The Palais Garnier is accessible by the metro station Opéra (Lines 3, 7, 8) and Auber (RER Line A). Our hotline can be reached in case of difficulty finding the venue weekdays from 10 am to 7pm Paris time. For details, we invite you to consult the map above.

What do I do when I get to the venue?

We invite you to arrive 30 minutes before the beginning of the show, and present your voucher at the front desk. The theatre's English-speaking staff members will guide you to your seats. Please note that the performances at the Palais Garnier begin precisely on time, and all late arrivals will not be permitted to enter the auditorium until intermission.

Is there a coat check available?

Free cloakrooms are available on various floors of the theatre. Travel bags and suitcase are not allowed.

Can I take photos of the performance?

In order not to disturb the artists on stage, and for the comfort of other guests, you are not permitted to photograph, film or record the performance for the duration of the show. As long as the performance is not currently in session, feel free to take a snapshot of the wonderful venue to remember your night out!

Is it a show for travellers or French people?

Both! The Palais Garnier has been welcoming audiences from all over the world for close to 150 years. This concert series does not include any dialogs.

Is there a dress code?

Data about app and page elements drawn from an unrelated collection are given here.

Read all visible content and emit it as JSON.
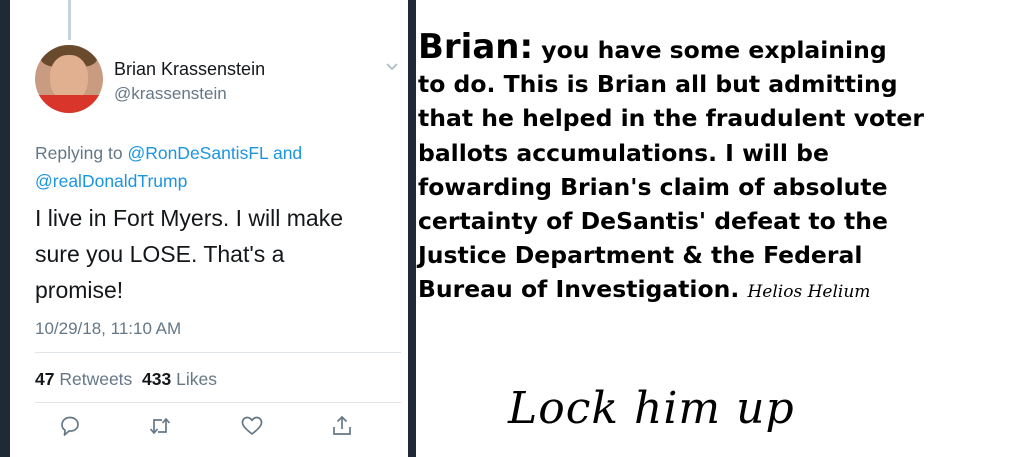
{
  "tweet": {
    "author_name": "Brian Krassenstein",
    "handle": "@krassenstein",
    "replying_prefix": "Replying to",
    "mention_1": "@RonDeSantisFL",
    "and_word": "and",
    "mention_2": "@realDonaldTrump",
    "body_line_1": "I live in Fort Myers.  I will make",
    "body_line_2": "sure you LOSE.  That's a",
    "body_line_3": "promise!",
    "timestamp": "10/29/18, 11:10 AM",
    "retweets_count": "47",
    "retweets_label": "Retweets",
    "likes_count": "433",
    "likes_label": "Likes",
    "icons": [
      "reply-icon",
      "retweet-icon",
      "like-icon",
      "share-icon"
    ]
  },
  "statement": {
    "lead": "Brian:",
    "line_1": "you have some explaining",
    "line_2": "to do. This is Brian all but admitting",
    "line_3": "that he helped in the fraudulent voter",
    "line_4": "ballots accumulations. I will be",
    "line_5": "fowarding Brian's claim of absolute",
    "line_6": "certainty of DeSantis' defeat to the",
    "line_7": "Justice Department & the Federal",
    "line_8": "Bureau of Investigation.",
    "signature": "Helios Helium",
    "footer": "Lock him up"
  },
  "colors": {
    "frame": "#1f2a36",
    "link_blue": "#1b95e0",
    "secondary_gray": "#657786",
    "text_dark": "#14171a"
  }
}
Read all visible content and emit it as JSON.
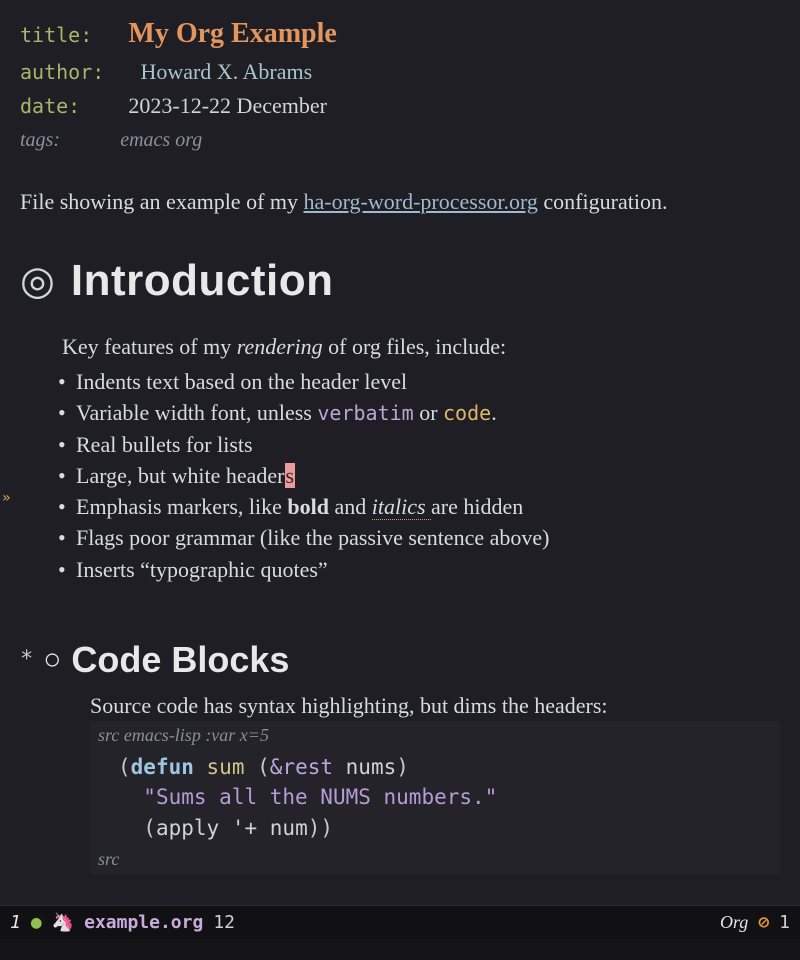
{
  "meta": {
    "title_key": "title:",
    "title_val": "My Org Example",
    "author_key": "author:",
    "author_val": "Howard X. Abrams",
    "date_key": "date:",
    "date_val": "2023-12-22 December",
    "tags_key": "tags:",
    "tags_val": "emacs org"
  },
  "intro_para": {
    "before": "File showing an example of my ",
    "link": "ha-org-word-processor.org",
    "after": " configuration."
  },
  "h1": {
    "bullet": "◎",
    "text": "Introduction"
  },
  "features_lead": {
    "before": "Key features of my ",
    "em": "rendering",
    "after": " of org files, include:"
  },
  "features": {
    "i0": "Indents text based on the header level",
    "i1": {
      "before": "Variable width font, unless ",
      "verbatim": "verbatim",
      "mid": " or ",
      "code": "code",
      "after": "."
    },
    "i2": "Real bullets for lists",
    "i3": {
      "before": "Large, but white header",
      "cursor": "s"
    },
    "i4": {
      "before": "Emphasis markers, like ",
      "bold": "bold",
      "mid": " and ",
      "italic": "italics ",
      "after": "are hidden"
    },
    "i5": "Flags poor grammar (like the passive sentence above)",
    "i6": "Inserts “typographic quotes”"
  },
  "h2": {
    "asterisk": "*",
    "bullet": "○",
    "text": "Code Blocks"
  },
  "src": {
    "lead": "Source code has syntax highlighting, but dims the headers:",
    "header": "src emacs-lisp :var x=5",
    "footer": "src",
    "line1": {
      "paren_open": "(",
      "kw": "defun",
      "sp1": " ",
      "fn": "sum",
      "sp2": " ",
      "paren2": "(",
      "amp": "&rest",
      "sp3": " ",
      "arg": "nums",
      "paren_close": ")"
    },
    "line2": {
      "str": "\"Sums all the NUMS numbers.\""
    },
    "line3": {
      "paren_open": "(",
      "builtin": "apply",
      "sp": " ",
      "quote": "'+",
      "sp2": " ",
      "arg": "num",
      "close": "))"
    }
  },
  "modeline": {
    "win": "1",
    "dot": "●",
    "unicorn": "🦄",
    "file": "example.org",
    "pos": "12",
    "mode": "Org",
    "warn_icon": "⊘",
    "warn_count": "1"
  },
  "fringe": "»"
}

There is no particular dress code. However, we do request that you dress suitably. On gala evenings, a dark suit is suggested for gentlemen and a dress for ladies.

What is included with my tickets?

A dedicated show programme, a complimentary glass of champagne, and exclusive access to the beautiful Salon Liebermann is included with your tickets.

Where do I collect my show programme and champagne?

At the Opéra Garnier, you can collect your included show programme in the main store, at the programme stand in the entry hall, or at the programme stand at the bottom of the Grand Staircase.
 
You can choose to enjoy your champagne or desired beverage before the performance or during intermission at any of the public bars or in the exclusive Salon Liebermann. The Salon is located on the right-hand side of the Grand Foyer, behind the fireplace.

Is tipping customary?

Tips are not mandatory in Parisian theatres. However, ushers will usually expect a small tip of between 2€ and 5€, which you can give them when they've shown you to your seat. Fun fact: the French word for “tip” is “pourboire,” which literally translates to “to have a drink.”